Criterion (iv): The Umayyad Great Mosque, also known as the Grand Mosque of Damascus, is one of the world’s largest mosques and one of the oldest continuous prayer sites since Islam’s inception. As such, it represents a significant cultural, social, and artistic development.
Criterion (vi): The city is inextricably linked with significant historical events, ideas, and traditions, particularly from the Islamic period. These have contributed to the city’s image and the impact of Islamic history and culture.
Integrity (2009) (2009)
The property’s boundary is formed by the line of the old city’s walls. Although areas outside the walls, which represent the city’s expansion since the 13th century, are considered related to the old city in terms of historical significance and provide its setting and context, the key attributes of Outstanding Universal Value are contained within the boundary. These include the city’s plan and dense urban fabric, city walls and gates, and 125 protected monuments such as the Umayyad Mosque, madrasas, khans, the Citadel, and private houses.
The attributes are threatened by a lack of traditional approaches to maintenance and conservation, as well as the use of traditional materials, while its setting and context are threatened by a lack of conservation policy for the historical zones outside the walled city, as well as regional planning projects.
Authenticity (2009) (2009)
The morphological layout and spatial pattern of the historic fabric have remained essentially unchanged since the property’s inscription, and the key discrete attributes have survived. Commercial and semi-industrial activities, on the other hand, are spreading into the residential areas of the walled city and its suburbs, eroding the value of the attributes relating to the urban fabric and their interrelationships in some places.
Protection and management needs (2009)
Two government departments (the Commission for Safeguarding the Old Town and the General Directorate for Antiquities and Museums) are in charge of planning control and management of the old city (DGAM). The Ministry of Local Administration and Environment works with international organizations to provide technical assistance for projects and programs aimed at improving the city. The conservation policy’s effectiveness is dependent on the full participation of various interests within the city, such as public/private partnerships, all levels of government, the financial community, and citizens.
The Antiquities Law 222, as amended in 1999, provides legal protection, as does Ministerial Order No. 192 of 1976, which designates the walled city as part of Syria’s cultural and historical heritage.
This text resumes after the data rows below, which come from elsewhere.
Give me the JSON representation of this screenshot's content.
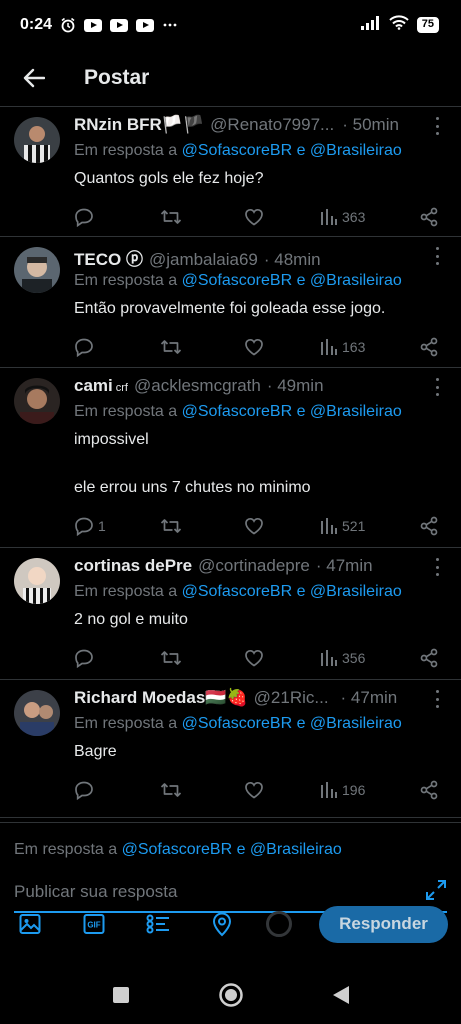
{
  "status_bar": {
    "time": "0:24",
    "icons": [
      "alarm-icon",
      "youtube-icon",
      "youtube-icon",
      "youtube-icon",
      "more-dots-icon"
    ],
    "battery": "75"
  },
  "header": {
    "title": "Postar",
    "back_icon": "arrow-left-icon"
  },
  "replies": [
    {
      "name": "RNzin BFR🏳️🏴",
      "badge": "",
      "handle": "@Renato7997...",
      "time": "· 50min",
      "reply_prefix": "Em resposta a ",
      "mention1": "@SofascoreBR",
      "conj": " e ",
      "mention2": "@Brasileirao",
      "text": [
        "Quantos gols ele fez hoje?"
      ],
      "reply_count": "",
      "views": "363"
    },
    {
      "name": "TECO ⓟ",
      "badge": "",
      "handle": "@jambalaia69",
      "time": "· 48min",
      "reply_prefix": "Em resposta a ",
      "mention1": "@SofascoreBR",
      "conj": " e ",
      "mention2": "@Brasileirao",
      "text": [
        "Então provavelmente foi goleada esse jogo."
      ],
      "reply_count": "",
      "views": "163"
    },
    {
      "name": "cami",
      "badge": "crf",
      "handle": "@acklesmcgrath",
      "time": "· 49min",
      "reply_prefix": "Em resposta a ",
      "mention1": "@SofascoreBR",
      "conj": " e ",
      "mention2": "@Brasileirao",
      "text": [
        "impossivel",
        "ele errou uns 7 chutes no minimo"
      ],
      "reply_count": "1",
      "views": "521"
    },
    {
      "name": "cortinas dePre",
      "badge": "",
      "handle": "@cortinadepre",
      "time": "· 47min",
      "reply_prefix": "Em resposta a ",
      "mention1": "@SofascoreBR",
      "conj": " e ",
      "mention2": "@Brasileirao",
      "text": [
        "2 no gol e muito"
      ],
      "reply_count": "",
      "views": "356"
    },
    {
      "name": "Richard Moedas🇭🇺🍓",
      "badge": "",
      "handle": "@21Ric...",
      "time": "· 47min",
      "reply_prefix": "Em resposta a ",
      "mention1": "@SofascoreBR",
      "conj": " e ",
      "mention2": "@Brasileirao",
      "text": [
        "Bagre"
      ],
      "reply_count": "",
      "views": "196"
    }
  ],
  "composer": {
    "reply_prefix": "Em resposta a ",
    "mention1": "@SofascoreBR",
    "conj": " e ",
    "mention2": "@Brasileirao",
    "placeholder": "Publicar sua resposta",
    "submit_label": "Responder",
    "toolbar_icons": [
      "image-icon",
      "gif-icon",
      "poll-icon",
      "location-icon",
      "char-counter-icon"
    ]
  },
  "nav": {
    "icons": [
      "recents-square-icon",
      "home-circle-icon",
      "back-triangle-icon"
    ]
  },
  "colors": {
    "background": "#000000",
    "text": "#e7e9ea",
    "muted": "#71767b",
    "accent": "#1d9bf0",
    "divider": "#2f3336",
    "button": "#1a6aa6"
  }
}
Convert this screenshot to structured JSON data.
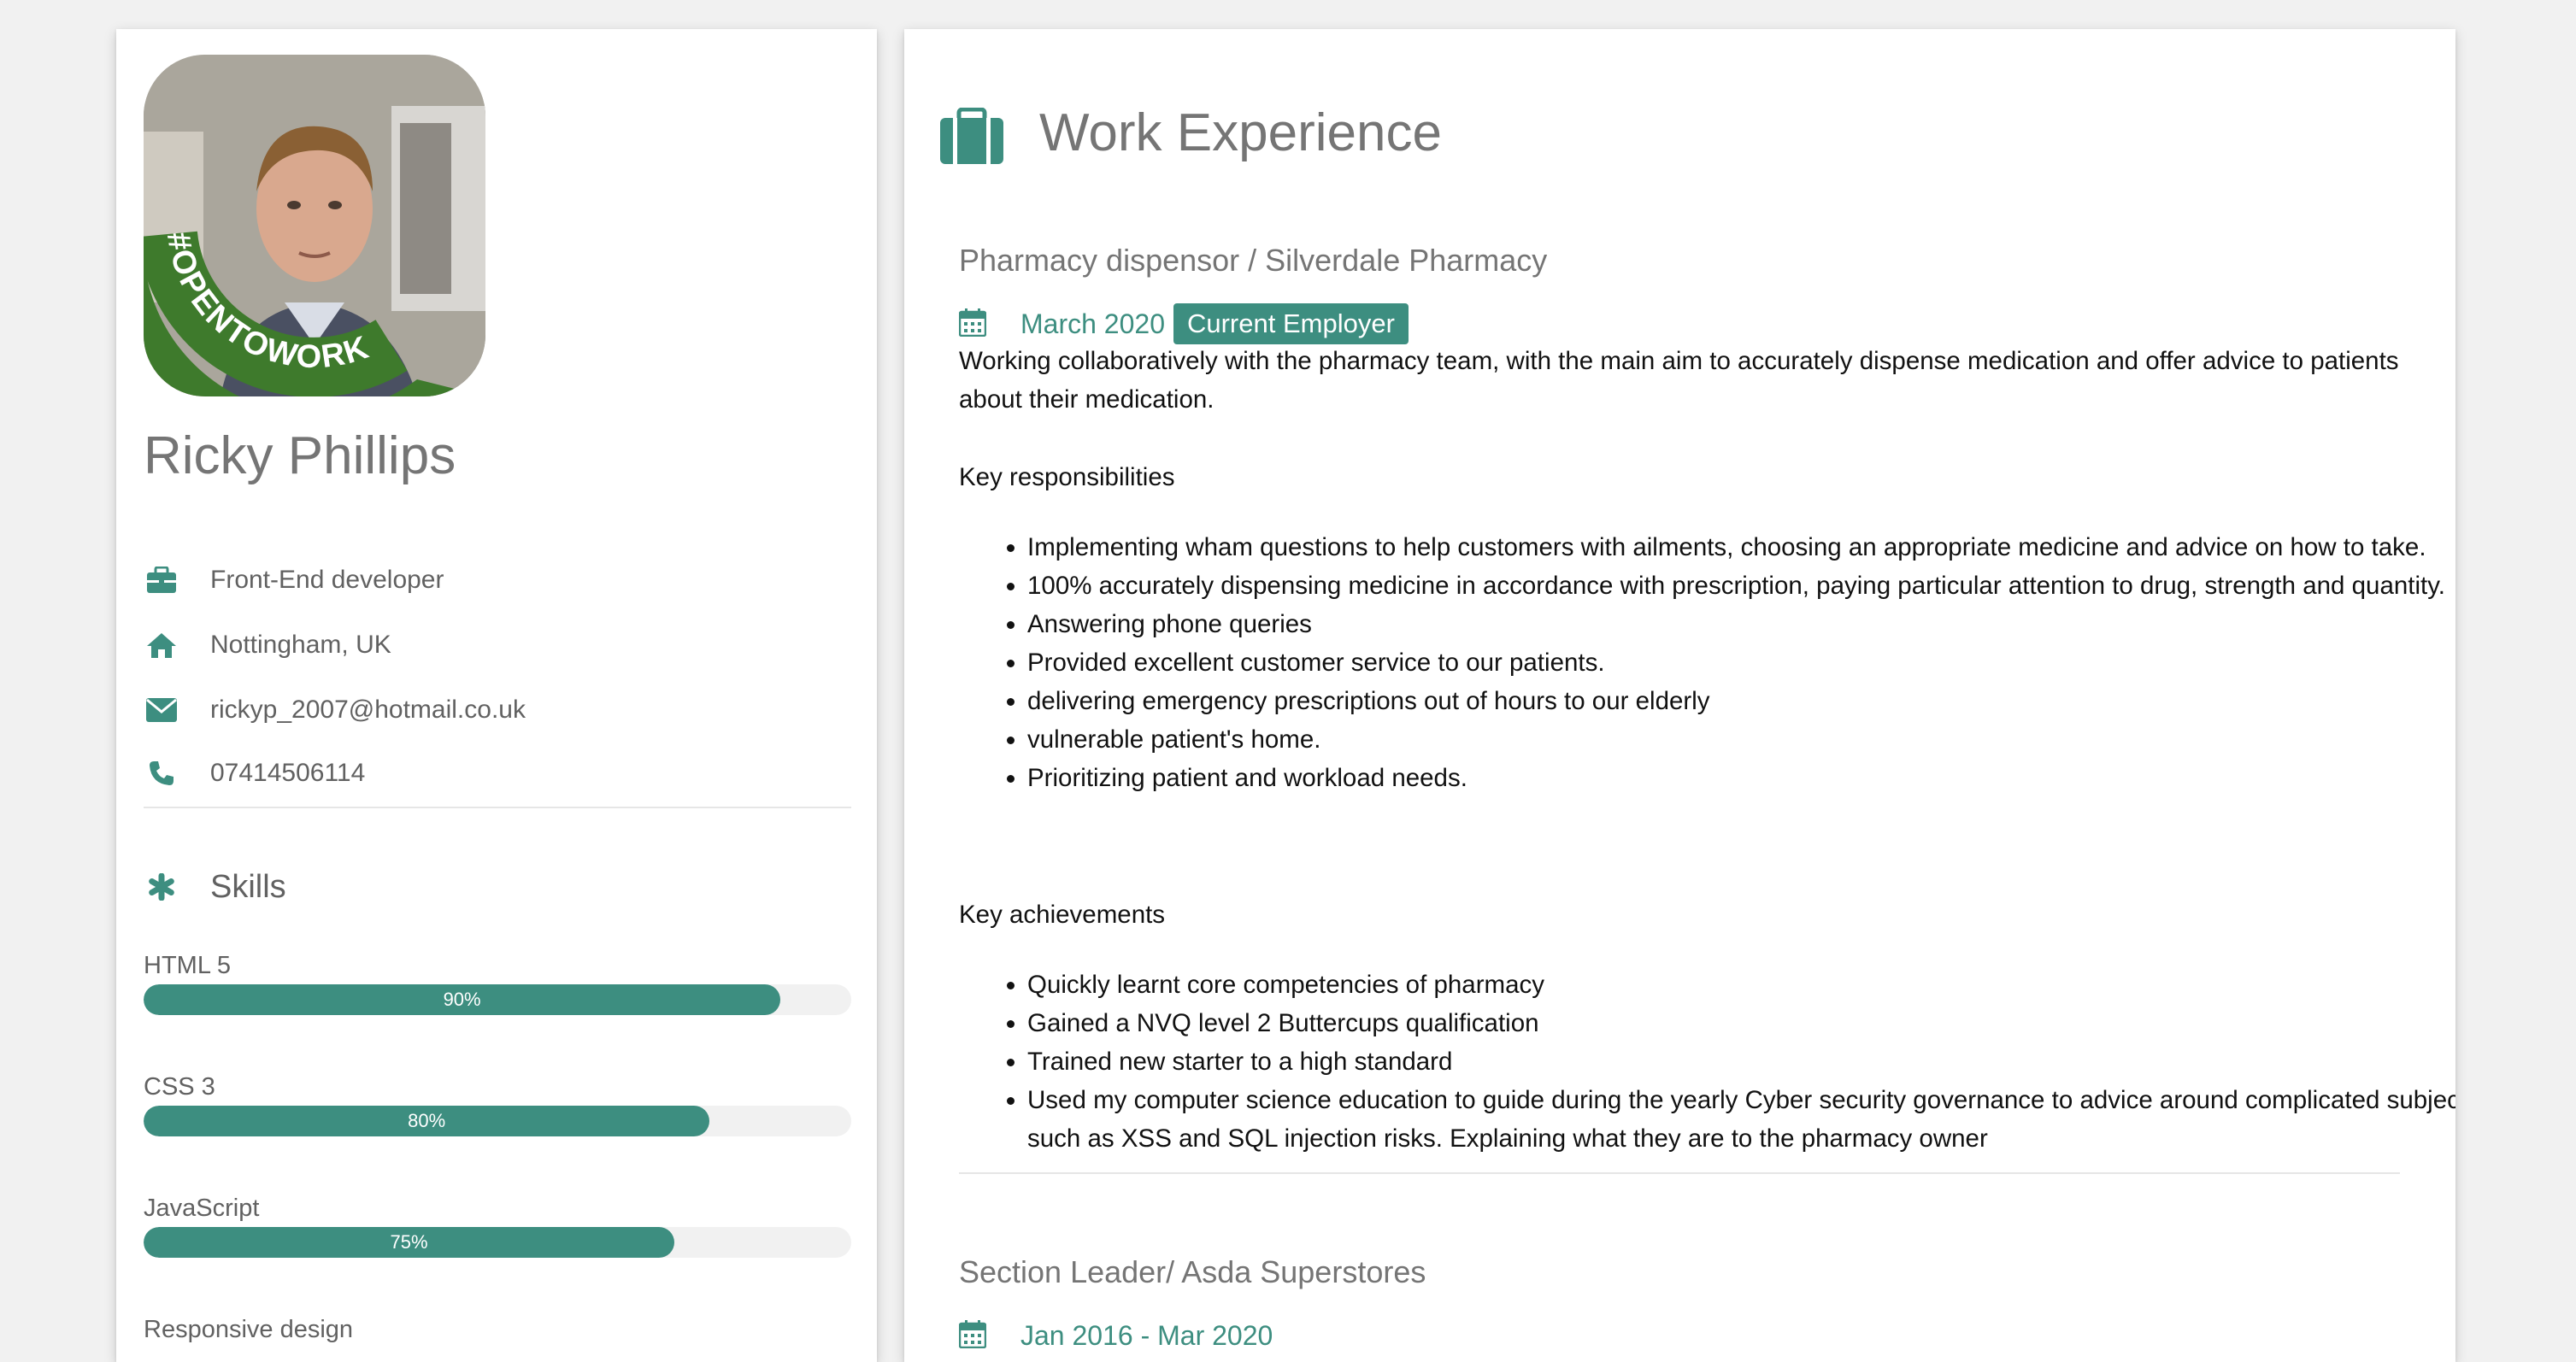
{
  "profile": {
    "name": "Ricky Phillips",
    "avatar_badge": "#OPENTOWORK",
    "job": "Front-End developer",
    "location": "Nottingham, UK",
    "email": "rickyp_2007@hotmail.co.uk",
    "phone": "07414506114",
    "accent_color": "#3d8e80"
  },
  "skills": {
    "heading": "Skills",
    "items": [
      {
        "name": "HTML 5",
        "percent": 90,
        "label": "90%"
      },
      {
        "name": "CSS 3",
        "percent": 80,
        "label": "80%"
      },
      {
        "name": "JavaScript",
        "percent": 75,
        "label": "75%"
      },
      {
        "name": "Responsive design"
      }
    ]
  },
  "work": {
    "heading": "Work Experience",
    "jobs": [
      {
        "title": "Pharmacy dispensor / Silverdale Pharmacy",
        "date": "March 2020",
        "badge": "Current Employer",
        "description": "Working collaboratively with the pharmacy team, with the main aim to accurately dispense medication and offer advice to patients about their medication.",
        "responsibilities_heading": "Key responsibilities",
        "responsibilities": [
          "Implementing wham questions to help customers with ailments, choosing an appropriate medicine and advice on how to take.",
          "100% accurately dispensing medicine in accordance with prescription, paying particular attention to drug, strength and quantity.",
          "Answering phone queries",
          "Provided excellent customer service to our patients.",
          "delivering emergency prescriptions out of hours to our elderly",
          "vulnerable patient's home.",
          "Prioritizing patient and workload needs."
        ],
        "achievements_heading": "Key achievements",
        "achievements": [
          "Quickly learnt core competencies of pharmacy",
          "Gained a NVQ level 2 Buttercups qualification",
          "Trained new starter to a high standard",
          "Used my computer science education to guide during the yearly Cyber security governance to advice around complicated subjects such as XSS and SQL injection risks. Explaining what they are to the pharmacy owner"
        ]
      },
      {
        "title": "Section Leader/ Asda Superstores",
        "date": "Jan 2016 - Mar 2020"
      }
    ]
  }
}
Parliamentary Act N° 826 for the Restoration and Reconstruction/Rebuilding of the City Within the Walls has been reviewed in light of changing conditions, needs, and opportunities, with the goal of establishing new conditions for the walled city.
A Committee for the Protection and Development of Old Damascus has been formed, with representatives from various bodies coordinating planning and construction activities as well as being in charge of strategic planning for the Old City.
The draft of the old city’s Integrated Urban Plan was formally approved by Ministerial Decision N° 37/A in 2010. A buffer zone has also been established but has not yet been formally approved.
Once approved and implemented, the plan must clarify the various levels of protection to be applied to the various parts of the urban fabric, as well as the appropriate interventions.